      • Rajdeep says:

        XD i realized that AFTER i posted that comment XD;; and then I couldn’t delete it! now I feel stupid, i’m quite new to your site hahaha

        ok..off to go slink away under a table..

  23. kandyce says:

    e- i’ve definitely had my fair share of crazy adventures (including a 450 person surprise engagement party in south india), but nothing beats tea with the taliban. :)

  24. This is a good one I missed from before. Someone just tweeted it and I’m glad I clicked over to read it.

    I dunno how I would have felt with getting high around them. Harder to keep your wits and not mention you’re from the US when you’re on the good stuff. Glad you didn’t die this time either, though! :-D

    • Earl says:

      Hey James – Well, I definitely didn’t plan on participating in such activities with them, but they wouldn’t let me refuse :) And yes, it was very hard to stay aware and to remember what information I had given them. Luckily, they weren’t really trying to investigate me and just wanted to spend some time hanging out with me (as odd as that sounds)!

  25. kandyce says:

    this. is. nuts.

    i’d be lying if i didn’t simultaneously admit that i am incredibly jealous of your travels.

    • Earl says:

      Hey Kandyce – Haha…well, you could always attempt some of these adventures yourself :) Although I would not exactly recommend attempting the Taliban encounter as I have a feeling that situation had the potential to turn into a most unfortunate experience!

  26. Tariq says:

    WOW, great story. Excellent descriptions of scenes, I was feeling it. You just need few more scenes and you can make a good short movie out of it. Awesome

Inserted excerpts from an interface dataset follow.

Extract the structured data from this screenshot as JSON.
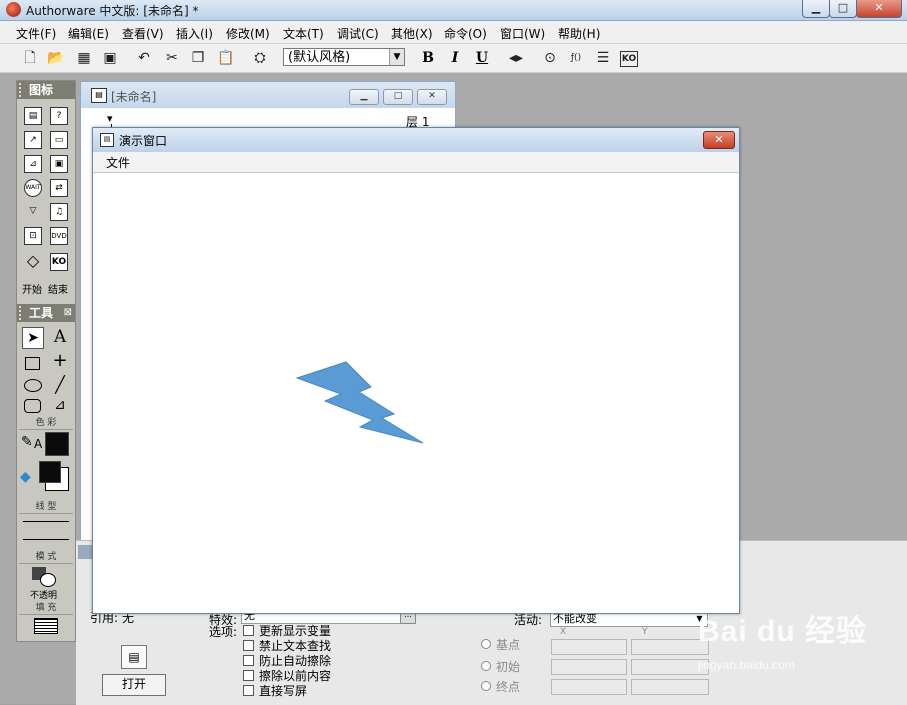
{
  "window": {
    "title": "Authorware 中文版: [未命名] *"
  },
  "menubar": [
    "文件(F)",
    "编辑(E)",
    "查看(V)",
    "插入(I)",
    "修改(M)",
    "文本(T)",
    "调试(C)",
    "其他(X)",
    "命令(O)",
    "窗口(W)",
    "帮助(H)"
  ],
  "toolbar": {
    "style_select": "(默认风格)",
    "bold_label": "B",
    "italic_label": "I",
    "underline_label": "U",
    "ko_label": "KO"
  },
  "palette": {
    "icons_title": "图标",
    "wait_label": "WAIT",
    "dvd_label": "DVD",
    "ko_label": "KO",
    "start_label": "开始",
    "end_label": "结束",
    "tools_title": "工具",
    "text_tool_label": "A",
    "color_label": "色 彩",
    "text_color_label": "A",
    "line_label": "线 型",
    "mode_label": "模 式",
    "mode_value": "不透明",
    "fill_label": "填 充"
  },
  "flow_window": {
    "title": "[未命名]",
    "layer_label": "层 1"
  },
  "presentation_window": {
    "title": "演示窗口",
    "menu_file": "文件"
  },
  "properties": {
    "ref_label": "引用:",
    "ref_value": "无",
    "effect_label": "特效:",
    "effect_value": "无",
    "options_label": "选项:",
    "options": [
      "更新显示变量",
      "禁止文本查找",
      "防止自动擦除",
      "擦除以前内容",
      "直接写屏"
    ],
    "activity_label": "活动:",
    "activity_value": "不能改变",
    "col_x": "X",
    "col_y": "Y",
    "positions": [
      "基点",
      "初始",
      "终点"
    ],
    "open_button": "打开"
  },
  "watermark": {
    "brand": "Bai du 经验",
    "url": "jingyan.baidu.com"
  },
  "colors": {
    "shape_fill": "#5b9bd5",
    "titlebar": "#c4d7ec",
    "palette_header": "#7d7d74"
  }
}
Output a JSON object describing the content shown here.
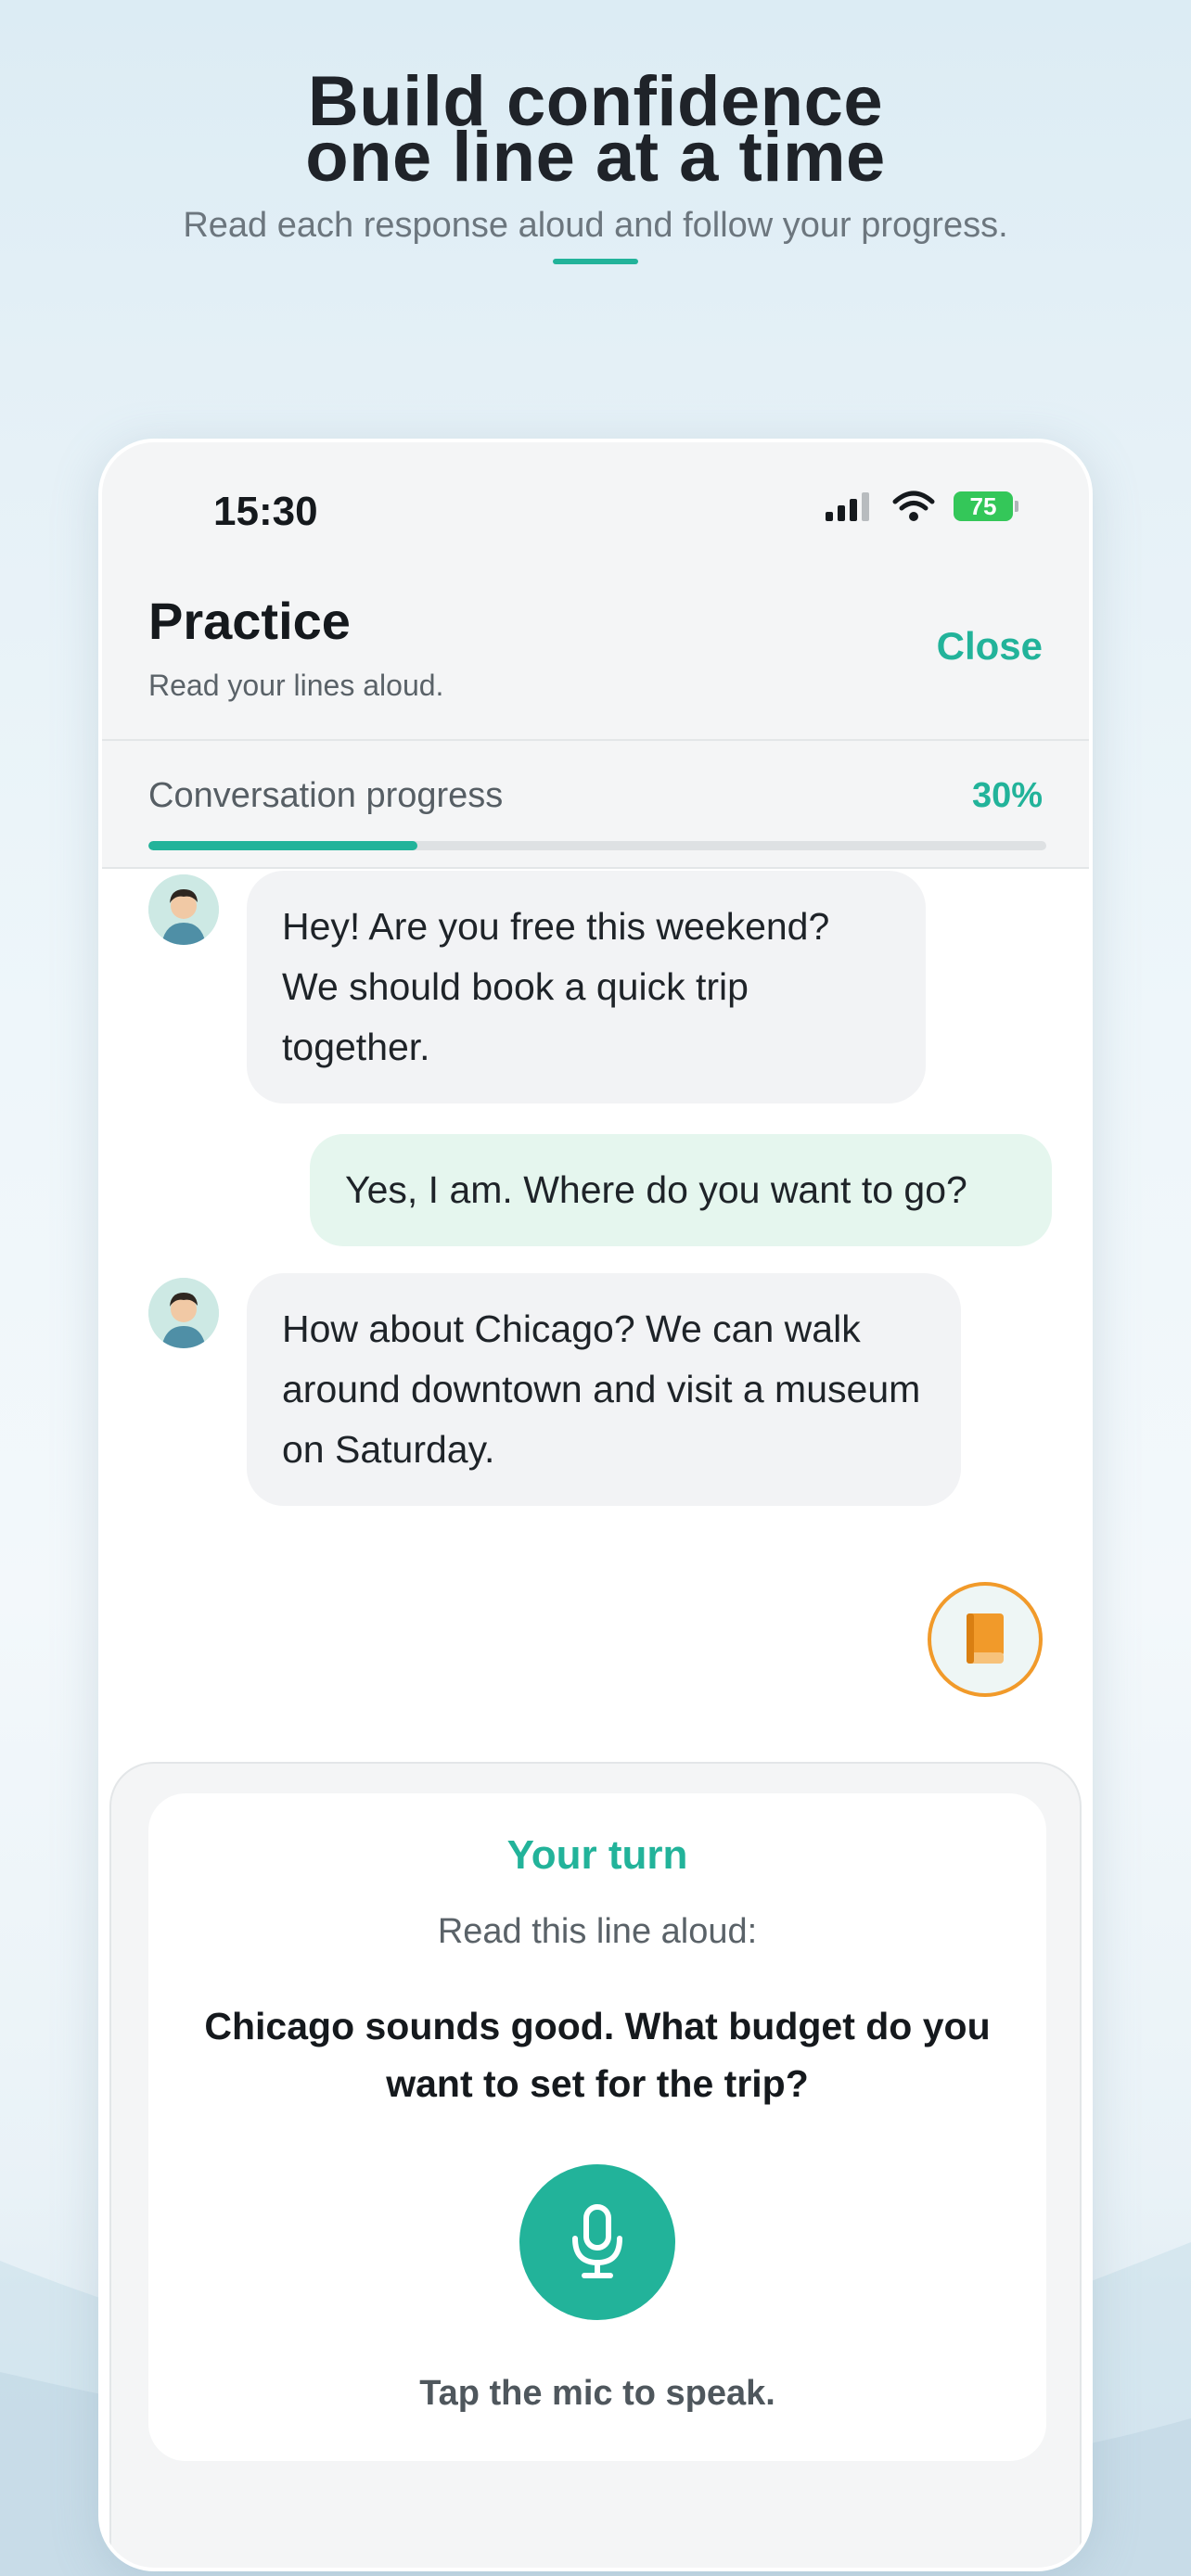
{
  "hero": {
    "title_line1": "Build confidence",
    "title_line2": "one line at a time",
    "subtitle": "Read each response aloud and follow your progress."
  },
  "status_bar": {
    "time": "15:30",
    "battery": "75"
  },
  "header": {
    "title": "Practice",
    "subtitle": "Read your lines aloud.",
    "close_label": "Close"
  },
  "progress": {
    "label": "Conversation progress",
    "percent_text": "30%",
    "value": 0.3
  },
  "messages": [
    {
      "sender": "partner",
      "text": "Hey! Are you free this weekend? We should book a quick trip together."
    },
    {
      "sender": "user",
      "text": "Yes, I am. Where do you want to go?"
    },
    {
      "sender": "partner",
      "text": "How about Chicago? We can walk around downtown and visit a museum on Saturday."
    }
  ],
  "turn": {
    "title": "Your turn",
    "instruction": "Read this line aloud:",
    "line": "Chicago sounds good. What budget do you want to set for the trip?",
    "hint": "Tap the mic to speak."
  },
  "colors": {
    "accent": "#22b39a",
    "book_accent": "#f19a2a",
    "user_bubble": "#e5f6ee",
    "partner_bubble": "#f2f3f5"
  },
  "icons": {
    "book": "book-icon",
    "mic": "mic-icon",
    "signal": "signal-icon",
    "wifi": "wifi-icon",
    "battery": "battery-icon",
    "avatar": "avatar"
  }
}
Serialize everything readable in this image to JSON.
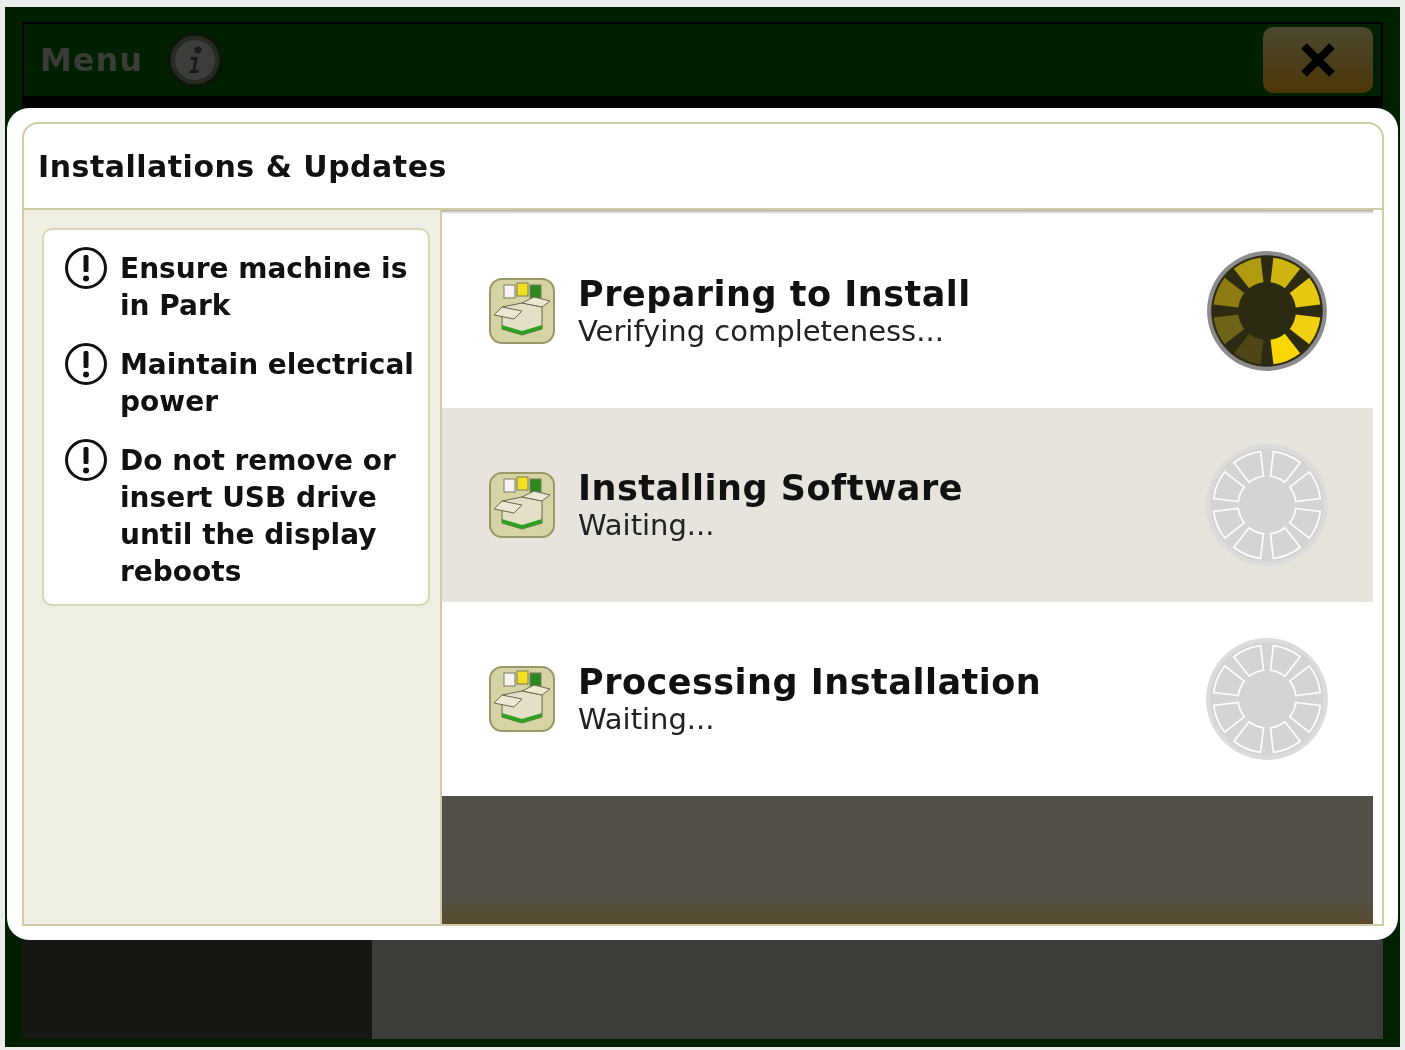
{
  "top_bar": {
    "title": "Menu"
  },
  "dialog": {
    "title": "Installations & Updates",
    "notices": [
      "Ensure machine is in Park",
      "Maintain electrical power",
      "Do not remove or insert USB drive until the display reboots"
    ],
    "steps": [
      {
        "title": "Preparing to Install",
        "status_text": "Verifying completeness...",
        "kind": "active"
      },
      {
        "title": "Installing Software",
        "status_text": "Waiting...",
        "kind": "waiting"
      },
      {
        "title": "Processing Installation",
        "status_text": "Waiting...",
        "kind": "waiting"
      }
    ]
  }
}
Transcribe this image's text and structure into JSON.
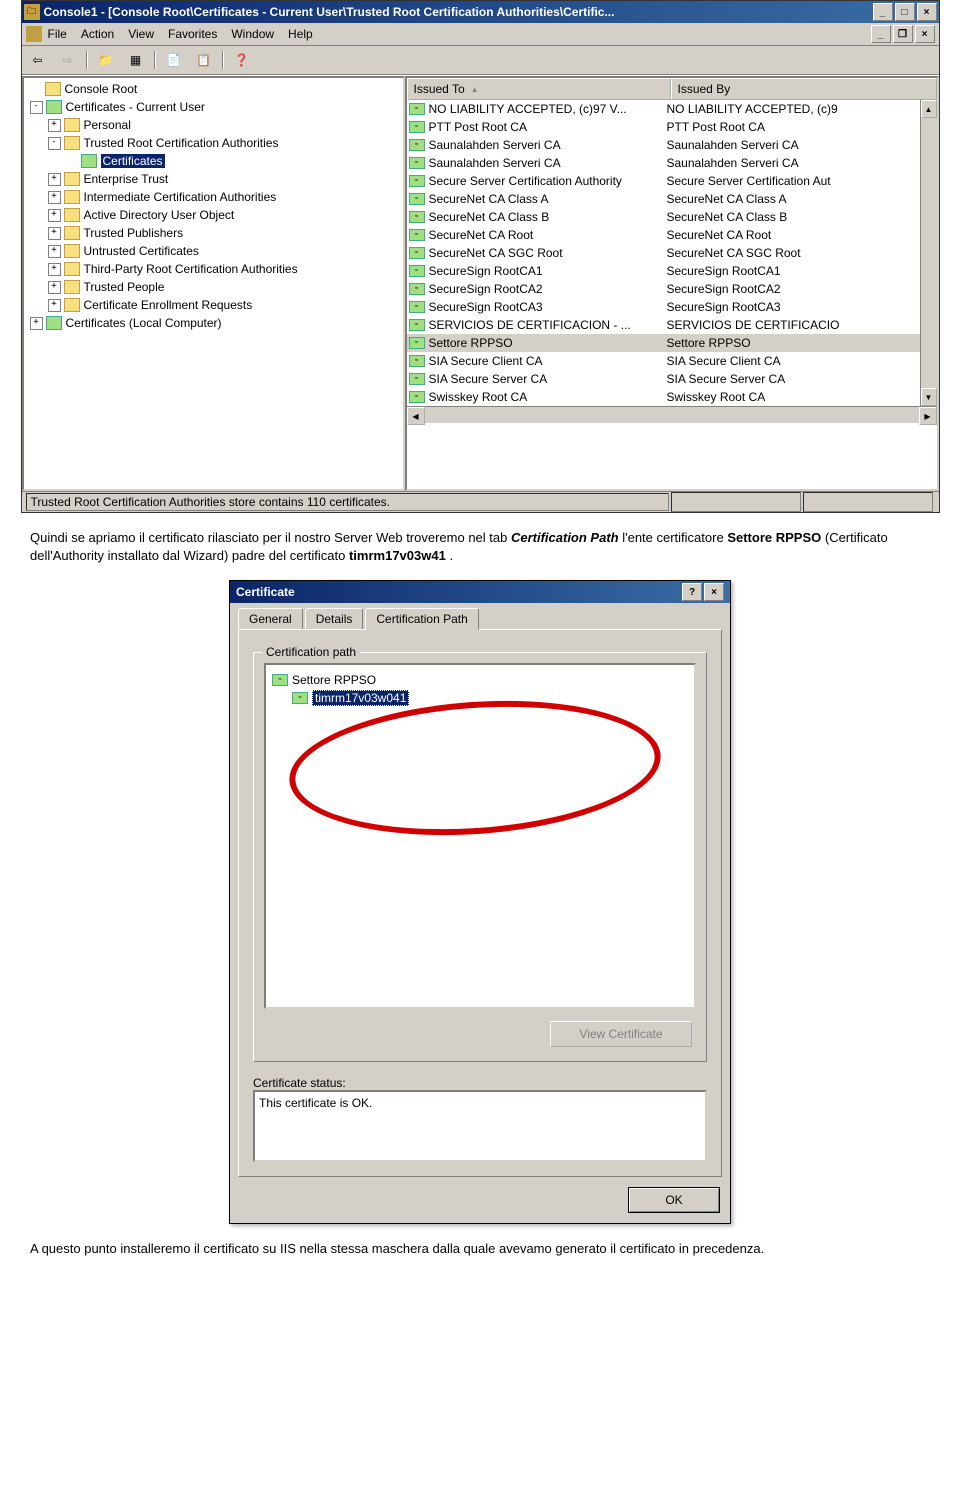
{
  "mmc": {
    "title": "Console1 - [Console Root\\Certificates - Current User\\Trusted Root Certification Authorities\\Certific...",
    "menus": [
      "File",
      "Action",
      "View",
      "Favorites",
      "Window",
      "Help"
    ],
    "toolbar_icons": [
      "back-arrow-icon",
      "forward-arrow-icon",
      "up-folder-icon",
      "show-hide-tree-icon",
      "",
      "refresh-icon",
      "export-list-icon",
      "",
      "help-icon"
    ],
    "tree": [
      {
        "indent": 0,
        "exp": "",
        "icon": "folder",
        "label": "Console Root",
        "sel": false
      },
      {
        "indent": 0,
        "exp": "-",
        "icon": "cert",
        "label": "Certificates - Current User",
        "sel": false
      },
      {
        "indent": 1,
        "exp": "+",
        "icon": "folder",
        "label": "Personal",
        "sel": false
      },
      {
        "indent": 1,
        "exp": "-",
        "icon": "folder",
        "label": "Trusted Root Certification Authorities",
        "sel": false
      },
      {
        "indent": 2,
        "exp": "",
        "icon": "cert",
        "label": "Certificates",
        "sel": true
      },
      {
        "indent": 1,
        "exp": "+",
        "icon": "folder",
        "label": "Enterprise Trust",
        "sel": false
      },
      {
        "indent": 1,
        "exp": "+",
        "icon": "folder",
        "label": "Intermediate Certification Authorities",
        "sel": false
      },
      {
        "indent": 1,
        "exp": "+",
        "icon": "folder",
        "label": "Active Directory User Object",
        "sel": false
      },
      {
        "indent": 1,
        "exp": "+",
        "icon": "folder",
        "label": "Trusted Publishers",
        "sel": false
      },
      {
        "indent": 1,
        "exp": "+",
        "icon": "folder",
        "label": "Untrusted Certificates",
        "sel": false
      },
      {
        "indent": 1,
        "exp": "+",
        "icon": "folder",
        "label": "Third-Party Root Certification Authorities",
        "sel": false
      },
      {
        "indent": 1,
        "exp": "+",
        "icon": "folder",
        "label": "Trusted People",
        "sel": false
      },
      {
        "indent": 1,
        "exp": "+",
        "icon": "folder",
        "label": "Certificate Enrollment Requests",
        "sel": false
      },
      {
        "indent": 0,
        "exp": "+",
        "icon": "cert",
        "label": "Certificates (Local Computer)",
        "sel": false
      }
    ],
    "list_headers": {
      "c1": "Issued To",
      "c2": "Issued By"
    },
    "certificates": [
      {
        "to": "NO LIABILITY ACCEPTED, (c)97 V...",
        "by": "NO LIABILITY ACCEPTED, (c)9",
        "sel": false
      },
      {
        "to": "PTT Post Root CA",
        "by": "PTT Post Root CA",
        "sel": false
      },
      {
        "to": "Saunalahden Serveri CA",
        "by": "Saunalahden Serveri CA",
        "sel": false
      },
      {
        "to": "Saunalahden Serveri CA",
        "by": "Saunalahden Serveri CA",
        "sel": false
      },
      {
        "to": "Secure Server Certification Authority",
        "by": "Secure Server Certification Aut",
        "sel": false
      },
      {
        "to": "SecureNet CA Class A",
        "by": "SecureNet CA Class A",
        "sel": false
      },
      {
        "to": "SecureNet CA Class B",
        "by": "SecureNet CA Class B",
        "sel": false
      },
      {
        "to": "SecureNet CA Root",
        "by": "SecureNet CA Root",
        "sel": false
      },
      {
        "to": "SecureNet CA SGC Root",
        "by": "SecureNet CA SGC Root",
        "sel": false
      },
      {
        "to": "SecureSign RootCA1",
        "by": "SecureSign RootCA1",
        "sel": false
      },
      {
        "to": "SecureSign RootCA2",
        "by": "SecureSign RootCA2",
        "sel": false
      },
      {
        "to": "SecureSign RootCA3",
        "by": "SecureSign RootCA3",
        "sel": false
      },
      {
        "to": "SERVICIOS DE CERTIFICACION - ...",
        "by": "SERVICIOS DE CERTIFICACIO",
        "sel": false
      },
      {
        "to": "Settore RPPSO",
        "by": "Settore RPPSO",
        "sel": true
      },
      {
        "to": "SIA Secure Client CA",
        "by": "SIA Secure Client CA",
        "sel": false
      },
      {
        "to": "SIA Secure Server CA",
        "by": "SIA Secure Server CA",
        "sel": false
      },
      {
        "to": "Swisskey Root CA",
        "by": "Swisskey Root CA",
        "sel": false
      }
    ],
    "statusbar": "Trusted Root Certification Authorities store contains 110 certificates."
  },
  "para1": {
    "t1": "Quindi se apriamo il certificato rilasciato per il nostro Server Web troveremo nel tab ",
    "b1": "Certification Path",
    "t2": " l'ente certificatore ",
    "b2": "Settore RPPSO",
    "t3": " (Certificato dell'Authority installato dal Wizard) padre del certificato ",
    "b3": "timrm17v03w41",
    "t4": "."
  },
  "cert_dialog": {
    "title": "Certificate",
    "tabs": [
      "General",
      "Details",
      "Certification Path"
    ],
    "active_tab": 2,
    "group_title": "Certification path",
    "path": [
      {
        "indent": 0,
        "label": "Settore RPPSO",
        "sel": false
      },
      {
        "indent": 1,
        "label": "timrm17v03w041",
        "sel": true
      }
    ],
    "view_cert_btn": "View Certificate",
    "status_label": "Certificate status:",
    "status_text": "This certificate is OK.",
    "ok_btn": "OK"
  },
  "para2": "A questo punto installeremo il certificato su IIS nella stessa maschera dalla quale avevamo generato il certificato in precedenza."
}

    • Earl says:

      Thanks for the comment Tariq! There are actually plenty of more scenes that I left out from the two days after and perhaps one day when I have some free time I’ll think about turning it in to a movie. It was quite a surreal experience but one of the most eye-opening of my life.

  27. Margo says:

    this story is awesome!

  28. Pingback: The Perfect Camera For A Nomad? | Wandering Earl

  29. Pingback: Should Travel Warnings Stop Us From Traveling? | Wandering Earl

  30. Brian Wadman says:

    Wow!… This is the best story so far – Absurd and True

Leave a Reply

Your email address will not be published. Required fields are marked *

You may use these HTML tags and attributes: <a href="" title=""> <abbr title=""> <acronym title=""> <b> <blockquote cite=""> <cite> <code> <del datetime=""> <em> <i> <q cite=""> <strike> <strong>